The Bronx is up, but the Battery's down.

The people ride in a hole in the groun'.

New York, New York, it's a helluva town!"

(From the musical On The Town, lyrics by Comden and Green)

New York is also noted as the home of the New York Rugby Football Club, founded in 1929, the oldest club dedicated to rugby in the United States. This past September, the club commemorated its 85th-Anniversary with special celebratory events and memories.

A few British ex-patriots, looking to play rugby in the United States, started the club. It advertised for players in a New York city newspaper column. Soon after, Yale, Harvard, and Princeton also organized teams to play in an eastern four-club format.

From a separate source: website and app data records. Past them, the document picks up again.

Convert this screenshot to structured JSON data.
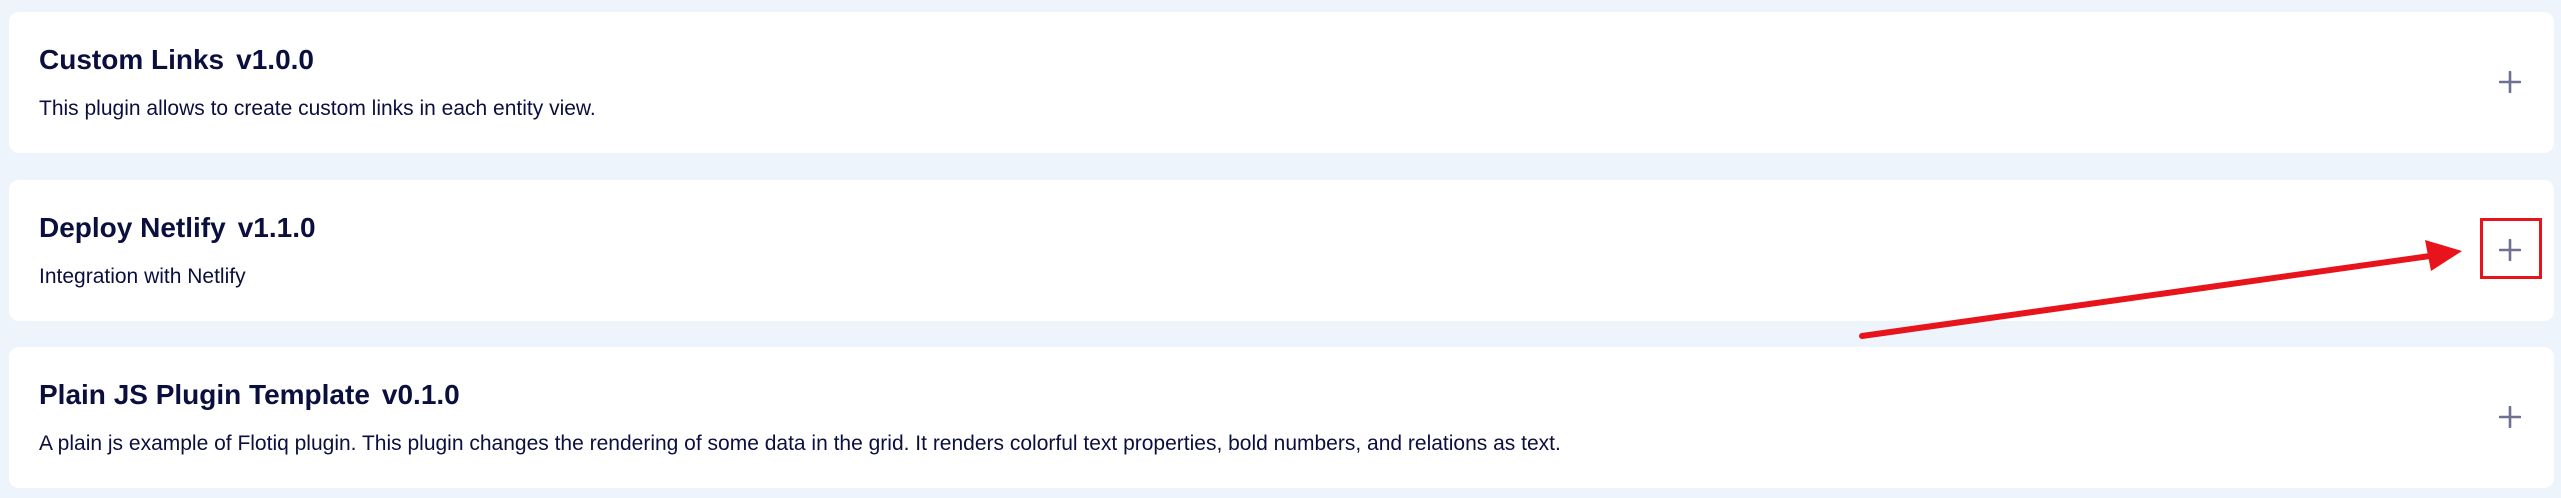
{
  "plugins": [
    {
      "name": "Custom Links",
      "version": "v1.0.0",
      "description": "This plugin allows to create custom links in each entity view.",
      "action_icon": "plus-icon"
    },
    {
      "name": "Deploy Netlify",
      "version": "v1.1.0",
      "description": "Integration with Netlify",
      "action_icon": "plus-icon"
    },
    {
      "name": "Plain JS Plugin Template",
      "version": "v0.1.0",
      "description": "A plain js example of Flotiq plugin. This plugin changes the rendering of some data in the grid. It renders colorful text properties, bold numbers, and relations as text.",
      "action_icon": "plus-icon"
    }
  ],
  "annotation": {
    "type": "arrow-with-box",
    "target": "Deploy Netlify expand button",
    "color": "#e8141b"
  },
  "colors": {
    "background": "#eef4fc",
    "card": "#ffffff",
    "text": "#0b0f3d",
    "icon": "#6e7191",
    "annotation": "#e8141b"
  }
}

The advantage to having Old Boys as founders was their knowledge of club rugby both from a playing and an organizational perspective. The secretary, Alfred Woodley, an ad man, realized that for the NYRFC to welcome visiting UK teams, it had to be registered officially with the England Rugby Football Union (RFU), which, at that time was the unofficial world arbiter of all things rugby. He applied, and in 1932-33, the RFU granted recognition to the first club in the USA. This formal approval paved the way for a touring Cambridge University side in 1937.

From a four club beginning, soon, six more rugby clubs started locally, including the French Club (NYC), Long Island, and a northern New Jersey side among others, to play in a ten-team Eastern Rugby Union. After rugby started in Chicago in the late 1930s, that club commenced a home and away series with New York RFC, beginning the concept of intra-city play.

The NYRFC suspended play during World War II but restarted after the conflict. During the decade of the 1950s, the club stood at the heart of the resurgence of eastern rugby, new teams formed at M.I.T., Amherst, Williams, Dartmouth, and Cornell, and a second non-college club, Clint Blume's Westchester.

The NYRFC also birthed the Manhattan RFC in 1960 when four NYRFC players, (including Malachy McCourt) disgruntled with their lack of playing time, started the new club. A few years later, Old Blue would begin from former Columbia University students. This led to the annual four-team New York area rivalry of NYRFC, Manhattan, Old Blue, and Westchester.

Two publicans each from New York and Manhattan opened east side rugby pubs, the Mad Hatter (NY, John Barnes, Manhattan, Pat Ryan), and Drake's Drum (Frank Casa, NY, and Jimmy Duke, Manhattan). Chronologically, it was Westchester's George Mayer's Geordies that first began the rugby-bar trend on Third Avenue in the upper Eighties.

Over time, the NYRFC smartly made mergers with other, local clubs, and opened its doors and its history to women. It thrives today as a productive club, emphasizing all that's best about rugby in America.

And, oh yes, it began the nation's first seven-a-side tournament (The New York Sevens) in 1959, which celebrates its 55th anniversary tomorrow at 8 a.m. at Randall's Island when 130 plus men's and women's teams from here and from Canada take to the pitches. The current success of sevens rugby in the US owes much to this fabulous tournament.

To the NYRFC, we offer heartfelt congratulations on these two special anniversaries. 

(The musical On The Town has been recently revived on Broadway.)